I have always prided myself on my independence and strong work ethic. I take on challenge after challenge, pushing myself as hard as I can to get to the next rung on the ladder. I am not at all unique in this regard, but I have often found myself feeling isolated when I start to struggle. Many people will refer to the “sophomore slump” and while I do not personally believe that going into sophomore year inherently leads to disaster, I have noticed my own moral deteriorating and my workload increasing. Recent struggles in academics, personal life, and leadership roles have left me toeing the line between independence and self enforced isolation.

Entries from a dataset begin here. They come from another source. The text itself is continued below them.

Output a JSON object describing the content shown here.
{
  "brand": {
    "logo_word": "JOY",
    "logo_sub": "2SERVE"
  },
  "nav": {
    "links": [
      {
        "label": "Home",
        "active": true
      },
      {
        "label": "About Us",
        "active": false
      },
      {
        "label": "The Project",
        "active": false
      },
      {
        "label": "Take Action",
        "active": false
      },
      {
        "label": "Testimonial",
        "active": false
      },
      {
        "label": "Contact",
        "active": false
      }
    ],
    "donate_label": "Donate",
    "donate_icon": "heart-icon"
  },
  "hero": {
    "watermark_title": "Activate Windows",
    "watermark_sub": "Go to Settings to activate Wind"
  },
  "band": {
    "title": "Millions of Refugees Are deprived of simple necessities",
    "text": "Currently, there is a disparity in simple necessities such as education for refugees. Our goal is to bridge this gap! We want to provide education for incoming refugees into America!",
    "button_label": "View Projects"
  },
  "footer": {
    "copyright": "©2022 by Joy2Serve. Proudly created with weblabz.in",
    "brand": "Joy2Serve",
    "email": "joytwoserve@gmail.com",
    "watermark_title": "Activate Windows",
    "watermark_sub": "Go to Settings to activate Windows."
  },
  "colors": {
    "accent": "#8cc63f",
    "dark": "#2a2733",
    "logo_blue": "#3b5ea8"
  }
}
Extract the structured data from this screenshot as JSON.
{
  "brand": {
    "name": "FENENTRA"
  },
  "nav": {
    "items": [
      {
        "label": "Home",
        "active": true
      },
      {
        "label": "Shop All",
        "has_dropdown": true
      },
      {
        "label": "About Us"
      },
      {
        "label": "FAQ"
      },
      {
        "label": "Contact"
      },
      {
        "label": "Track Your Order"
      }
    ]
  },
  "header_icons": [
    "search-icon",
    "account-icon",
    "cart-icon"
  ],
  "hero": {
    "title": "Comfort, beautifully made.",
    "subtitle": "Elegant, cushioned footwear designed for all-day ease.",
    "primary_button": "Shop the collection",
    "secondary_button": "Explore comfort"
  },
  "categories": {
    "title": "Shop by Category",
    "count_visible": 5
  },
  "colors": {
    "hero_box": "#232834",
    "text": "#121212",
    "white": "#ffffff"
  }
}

Recognizing that you are struggling is the first step to getting better, as cliche as that may sound. The idea that you need to take on challenges on your own or that your struggle is not large enough to get help simply is not true. Nobody successful ever gets there on their own, and I have certainly not gotten to where I have without help. But it is difficult to recognize at what point you need help, and I have found that I often ask for help too late, rather than too early. The feeling that I am being a burden by asking for help is absolutely ridiculous, but so many people I know have the same thoughts going through their heads.
For me the moment I realized I needed help was when I walked out of the third club meeting in a row feeling absolutely demoralized. Why was I even putting in the work I was doing if nobody seemed to appreciate it and I was getting nothing out of it? I had to do something: feeling this way constantly was not getting me anywhere. But who to ask for help? Help can come in the form of anyone you trust: a friend, a family member, a mentor. I reached out to the person who had inspired in me the passion to do the work I was doing in the first place. I was scared and unsure how much it would help, but the second I started talking, a huge weight had been lifted off of my shoulders: I was not alone. The work I was doing meant a lot to me as well as the community I was doing it for. To say the least, there was a very clear reason I was doing it once I looked beyond the immediate impact it had on me.
Being at Cal means realizing you are not alone even in the times where you feel the most alone, the most boggled down by stress. The people I have met have been just as passionate, just as caring as I am. We flock to each other, each striving to make the world a better place. When that “burden” feels like too much, we have to remember that we have each other to rely on. The world can be a scary place, but remembering who you have in your life to rely on is key. Nobody wants to be alone, and nobody wants someone they care about to feel alone. All you have to do is reach out and knowing when to take that step is the most powerful skill you can develop.